EXERCISE AIM –
The result should be a verbatim copy of the whole listing.

DATA RECORDS –
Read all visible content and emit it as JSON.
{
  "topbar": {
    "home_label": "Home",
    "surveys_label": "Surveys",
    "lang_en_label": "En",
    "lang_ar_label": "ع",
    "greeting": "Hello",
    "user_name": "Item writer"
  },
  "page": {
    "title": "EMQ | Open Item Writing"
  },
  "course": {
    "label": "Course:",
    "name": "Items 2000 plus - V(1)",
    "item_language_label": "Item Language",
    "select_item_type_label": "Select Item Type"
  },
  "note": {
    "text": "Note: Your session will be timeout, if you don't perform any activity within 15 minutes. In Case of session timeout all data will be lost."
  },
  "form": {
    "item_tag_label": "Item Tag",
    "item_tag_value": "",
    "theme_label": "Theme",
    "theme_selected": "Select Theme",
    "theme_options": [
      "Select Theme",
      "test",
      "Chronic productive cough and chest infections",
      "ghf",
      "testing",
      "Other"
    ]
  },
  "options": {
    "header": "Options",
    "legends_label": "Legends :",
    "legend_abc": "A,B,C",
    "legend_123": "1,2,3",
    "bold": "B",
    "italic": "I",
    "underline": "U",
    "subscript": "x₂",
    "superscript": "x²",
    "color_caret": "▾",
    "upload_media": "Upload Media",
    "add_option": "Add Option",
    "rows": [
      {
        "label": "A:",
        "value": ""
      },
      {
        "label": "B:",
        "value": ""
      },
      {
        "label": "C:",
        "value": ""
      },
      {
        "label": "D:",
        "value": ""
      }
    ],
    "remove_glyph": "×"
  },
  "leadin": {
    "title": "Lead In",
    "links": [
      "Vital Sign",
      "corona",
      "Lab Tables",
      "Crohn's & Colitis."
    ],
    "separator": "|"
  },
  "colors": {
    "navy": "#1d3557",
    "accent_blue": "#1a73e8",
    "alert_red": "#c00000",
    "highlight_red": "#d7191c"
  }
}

SOLVED PROBLEM –
Read all visible content and emit it as JSON.
{
  "topbar": {
    "home_label": "Home",
    "surveys_label": "Surveys",
    "lang_en_label": "En",
    "lang_ar_label": "ع",
    "greeting": "Hello",
    "user_name": "Item writer"
  },
  "page": {
    "title": "EMQ | Open Item Writing"
  },
  "course": {
    "label": "Course:",
    "name": "Items 2000 plus - V(1)",
    "item_language_label": "Item Language",
    "select_item_type_label": "Select Item Type"
  },
  "note": {
    "text": "Note: Your session will be timeout, if you don't perform any activity within 15 minutes. In Case of session timeout all data will be lost."
  },
  "form": {
    "item_tag_label": "Item Tag",
    "item_tag_value": "",
    "theme_label": "Theme",
    "theme_selected": "Select Theme",
    "theme_options": [
      "Select Theme",
      "test",
      "Chronic productive cough and chest infections",
      "ghf",
      "testing",
      "Other"
    ]
  },
  "options": {
    "header": "Options",
    "legends_label": "Legends :",
    "legend_abc": "A,B,C",
    "legend_123": "1,2,3",
    "bold": "B",
    "italic": "I",
    "underline": "U",
    "subscript": "x₂",
    "superscript": "x²",
    "color_caret": "▾",
    "upload_media": "Upload Media",
    "add_option": "Add Option",
    "rows": [
      {
        "label": "A:",
        "value": ""
      },
      {
        "label": "B:",
        "value": ""
      },
      {
        "label": "C:",
        "value": ""
      },
      {
        "label": "D:",
        "value": ""
      }
    ],
    "remove_glyph": "×"
  },
  "leadin": {
    "title": "Lead In",
    "links": [
      "Vital Sign",
      "corona",
      "Lab Tables",
      "Crohn's & Colitis."
    ],
    "separator": "|"
  },
  "colors": {
    "navy": "#1d3557",
    "accent_blue": "#1a73e8",
    "alert_red": "#c00000",
    "highlight_red": "#d7191c"
  }
}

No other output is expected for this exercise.